The collection includes many letters related to John’s death, as the family struggled to come to terms with it. Henry felt that John had been the most gifted of his children, and his death was an “irreparable loss.” An inquest established that John had not committed deliberate suicide, and Dr. Eoff of Wheeling provided more details on his state of mind in the last days. In a letter to Elizabeth, he explained that John had suffered from delusions and took the opium as a curative:

He believed that one or more living animals were within him & consuming his heart, liver, &c &c & imagined that he could hear them singing &c. These impressions produced great depression of spirits & kept him continually anxious to take some medicine to remove them.

As for the other Gray siblings, my research turned up only the barest outlines of their lives. Elizabeth herself lived to be 82, but never married, though she received offers. In later life, she lived with her youngest sister Anna Ellen and helped care for her nephew, William Gray Brooks. He remembered his aunt Elizabeth fondly, writing: “I owe to her unselfish devotion and love whatever I am or know.”

Another moving tribute appears in a letter to Elizabeth from her troubled brother John, written on 16 Sep. 1834:

You say little to me of Futurity; perhaps you speak the less, because you feel the more. You have acquired fame enough. To illustrate your virtues and tenderness I point to twelve brothers and sisters. Let me partake of your advice often, that my gratitude may be strengthened, if it be capable of it.

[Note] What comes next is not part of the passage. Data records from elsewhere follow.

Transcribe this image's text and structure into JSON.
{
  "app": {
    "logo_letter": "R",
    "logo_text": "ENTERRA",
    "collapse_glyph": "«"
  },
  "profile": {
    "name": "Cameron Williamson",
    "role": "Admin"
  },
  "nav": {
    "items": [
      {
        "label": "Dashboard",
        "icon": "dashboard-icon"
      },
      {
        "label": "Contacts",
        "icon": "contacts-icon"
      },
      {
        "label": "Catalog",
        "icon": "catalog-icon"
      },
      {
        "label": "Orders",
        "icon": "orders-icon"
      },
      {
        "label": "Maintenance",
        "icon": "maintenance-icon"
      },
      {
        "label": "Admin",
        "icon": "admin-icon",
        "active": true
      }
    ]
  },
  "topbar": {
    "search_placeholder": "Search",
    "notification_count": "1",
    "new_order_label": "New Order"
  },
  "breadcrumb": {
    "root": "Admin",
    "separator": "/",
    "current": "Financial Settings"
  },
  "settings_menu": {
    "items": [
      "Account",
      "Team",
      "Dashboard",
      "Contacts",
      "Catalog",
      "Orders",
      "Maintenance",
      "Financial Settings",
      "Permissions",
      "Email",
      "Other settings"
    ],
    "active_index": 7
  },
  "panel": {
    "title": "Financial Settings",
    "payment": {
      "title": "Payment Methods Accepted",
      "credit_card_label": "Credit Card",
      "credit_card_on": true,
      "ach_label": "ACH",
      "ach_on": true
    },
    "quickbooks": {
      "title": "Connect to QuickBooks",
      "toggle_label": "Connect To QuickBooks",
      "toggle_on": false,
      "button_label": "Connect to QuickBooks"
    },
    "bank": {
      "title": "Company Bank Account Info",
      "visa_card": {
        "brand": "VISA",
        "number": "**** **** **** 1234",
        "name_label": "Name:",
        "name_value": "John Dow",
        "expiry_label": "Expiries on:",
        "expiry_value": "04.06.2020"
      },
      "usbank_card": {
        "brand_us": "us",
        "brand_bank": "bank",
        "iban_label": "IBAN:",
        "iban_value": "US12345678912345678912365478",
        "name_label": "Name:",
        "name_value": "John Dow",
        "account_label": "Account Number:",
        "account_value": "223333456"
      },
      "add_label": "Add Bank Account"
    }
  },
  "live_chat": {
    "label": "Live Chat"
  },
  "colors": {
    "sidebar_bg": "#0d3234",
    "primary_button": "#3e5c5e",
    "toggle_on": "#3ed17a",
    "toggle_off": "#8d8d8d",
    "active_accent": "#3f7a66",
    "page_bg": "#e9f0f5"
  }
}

This Week @ MHS

By Dan Hinchen

It feels as if spring is finally here to stay. Why not take advantage of the warming and stop by the Society for some public programs?

On Tuesday, 5 May, there is an Early American History seminar beginning at 5:15PM. “‘All Manner of Slavery Servitude Labor Service Bondage and Hire’: Varieties of Indian and African Unfreedom in Colonial New England and Jamaica” is presented by Linford Fisher of Brown University, with Jennifer Anderson of SUNY – Stonybrook providing comment. Seminars are free and open to the public, RSVP required. Subscribe to receive advance copies of the seminar papers. 

Come by on Wednesday, 6 May, for a Brown Bag lunch talk featuring Charlotte Carrington-Farmer of Roger Williams University. Her talk, “Slave Horse: The Narragansett Pacer,” examines the connections among people, colonnies, and nations in the seventeenth and eighteenth centuries, using horses and the horse trade as a lens. 

And on Saturday, 9 May, stop by at 10:00AM for the History and Collections of the Massachusetts Historical Society. This 90-minute docent-led walk through the public rooms at the Society touches on the art, collections, history, and architecture of the MHS. The tour is free and open to the public with no need for reservations for individuals or small groups. Larger parties (8 or more), please contact Curator of Art Anne Bentley at 617-646-0508 or While you are here you will also have the opportunity to view our current exhibition, “God Save the People! From the Stamp Act to Bunker Hill.”